The primary purpose of going to church is to hear the Word (and that includes the visable Word of the Lord's Supper)and also to be amongst the brethren for comfort and encouragement.

The Holy Spirit calls, GATHERS, enlightens, and sanctifies us in true faith.

I don't know. But church (for me anyway) is one of the very few places that is counter-cultural and reflects something of the other worldliness of God (in addition to the other benefits I mentioned above).

Seth said...

If you have a church at which you can be amongst the brethren for comfort and encouragement, you're in a small minority. Most churches (in my experience) are as Arthur said, a place to go hear a sermon and sing a few songs. And if that is all church is, I'd agree that an online version is the most efficient way to do it...

Steve Scott said...

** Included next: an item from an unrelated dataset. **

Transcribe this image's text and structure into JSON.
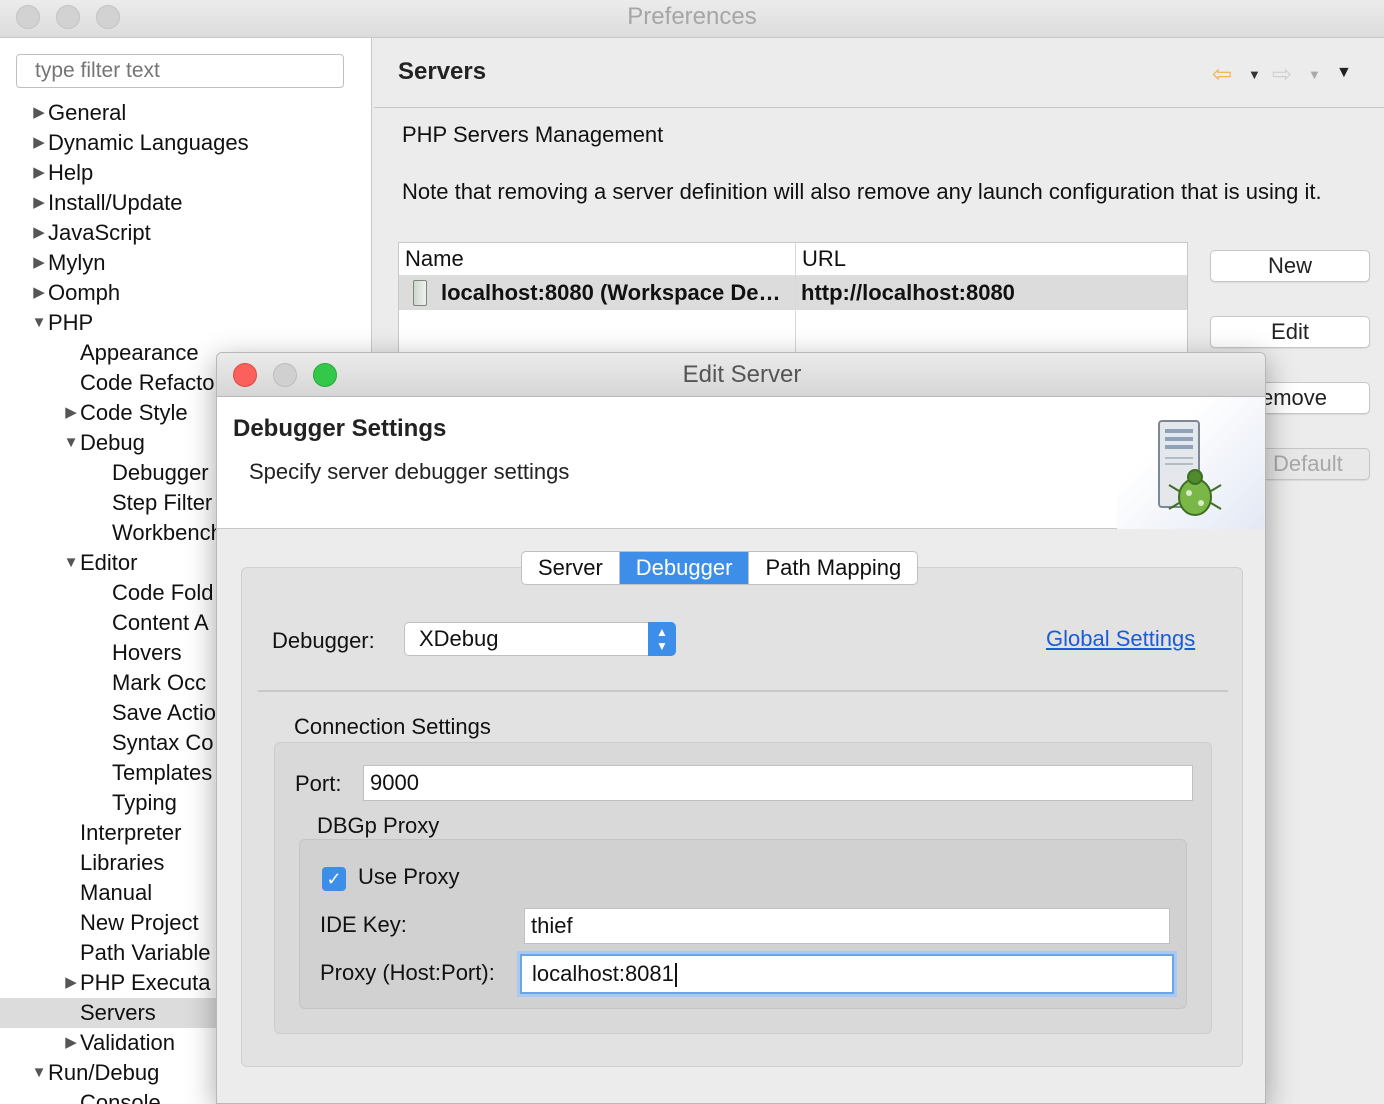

Arthur, I think I see the direction you're going here. Logical conclusions are occasionally difficult to swallow.

Steve Martin said...

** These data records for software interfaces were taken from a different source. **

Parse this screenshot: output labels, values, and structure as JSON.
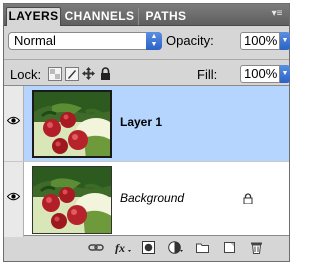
{
  "tabs": [
    {
      "label": "LAYERS",
      "active": true
    },
    {
      "label": "CHANNELS",
      "active": false
    },
    {
      "label": "PATHS",
      "active": false
    }
  ],
  "panel_menu_icon": "panel-menu-icon",
  "blend_mode": {
    "value": "Normal"
  },
  "opacity": {
    "label": "Opacity:",
    "value": "100%"
  },
  "lock": {
    "label": "Lock:",
    "icons": [
      "lock-transparent-pixels-icon",
      "lock-image-pixels-icon",
      "lock-position-icon",
      "lock-all-icon"
    ]
  },
  "fill": {
    "label": "Fill:",
    "value": "100%"
  },
  "layers": [
    {
      "name": "Layer 1",
      "selected": true,
      "visible": true,
      "locked": false
    },
    {
      "name": "Background",
      "selected": false,
      "visible": true,
      "locked": true
    }
  ],
  "bottom_icons": [
    "link-layers-icon",
    "layer-style-icon",
    "layer-mask-icon",
    "adjustment-layer-icon",
    "new-group-icon",
    "new-layer-icon",
    "delete-layer-icon"
  ],
  "colors": {
    "selection": "#b5d5ff",
    "panel_bg": "#d6d6d6",
    "accent": "#2a62c8"
  }
}
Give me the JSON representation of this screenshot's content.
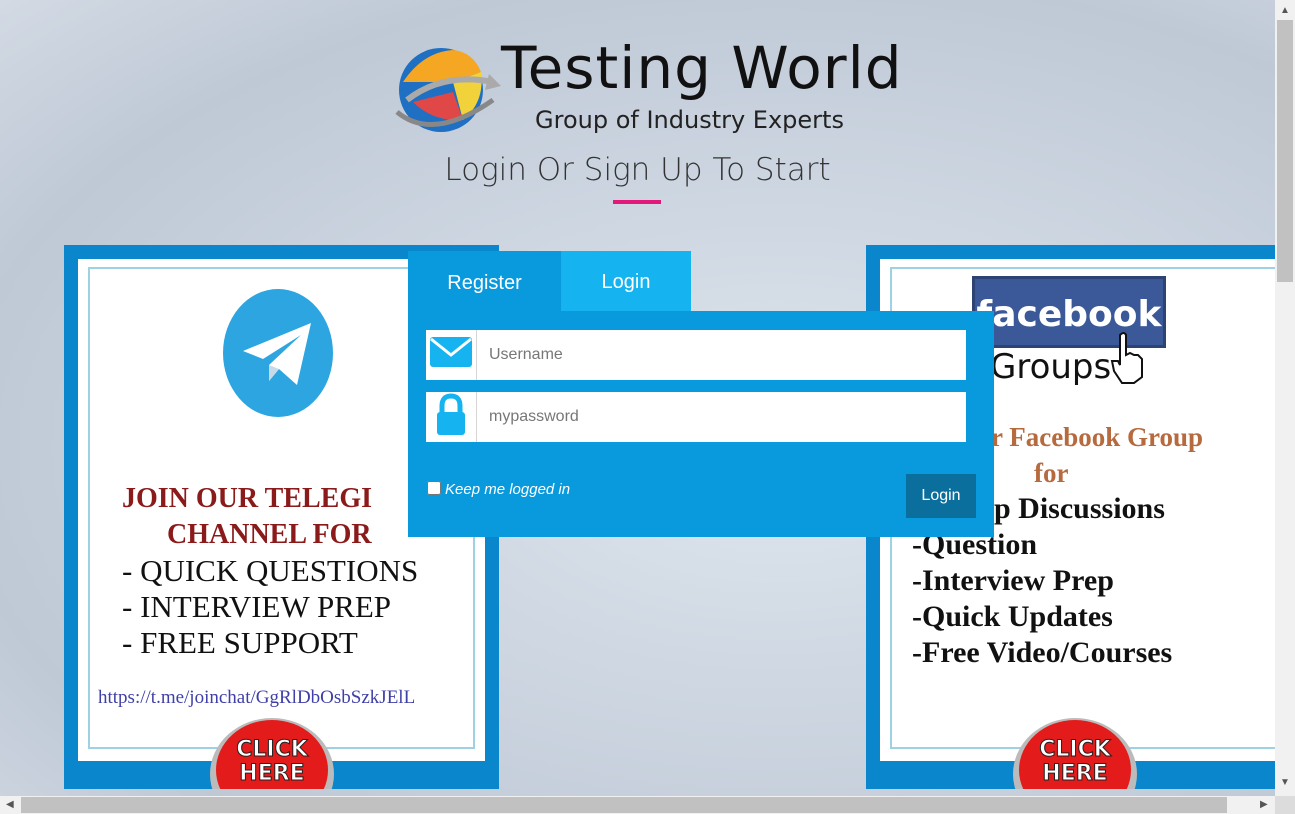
{
  "logo": {
    "title": "Testing World",
    "subtitle": "Group of Industry Experts"
  },
  "headline": "Login Or Sign Up To Start",
  "colors": {
    "accent": "#e2197b",
    "form_bg": "#0999dd",
    "active_tab": "#16b3f1",
    "login_button": "#0b6f9e",
    "promo_border": "#0a86cc"
  },
  "tabs": {
    "register": "Register",
    "login": "Login"
  },
  "form": {
    "username_placeholder": "Username",
    "password_placeholder": "mypassword",
    "keep_logged_in": "Keep me logged in",
    "login_button": "Login",
    "username_icon": "envelope-icon",
    "password_icon": "lock-icon"
  },
  "promo_left": {
    "heading_line1": "JOIN OUR TELEGI",
    "heading_line2": "CHANNEL  FOR",
    "items": [
      "- QUICK QUESTIONS",
      "- INTERVIEW PREP",
      "- FREE SUPPORT"
    ],
    "link": "https://t.me/joinchat/GgRlDbOsbSzkJElL",
    "cta": "CLICK HERE"
  },
  "promo_right": {
    "brand": "facebook",
    "groups": "Groups",
    "heading_line1": "ur Facebook Group",
    "heading_line2": "for",
    "items": [
      "p Discussions",
      "-Question",
      "-Interview Prep",
      "-Quick Updates",
      "-Free Video/Courses"
    ],
    "cta": "CLICK HERE"
  }
}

That's a shame. When the Spirit of God calls us and gathers us and we are amongst each other for a brief time, we ought take consolation from that and speak to each other and find out what's afflicting each other, and speak to that pain with prayer and the Word the Lord.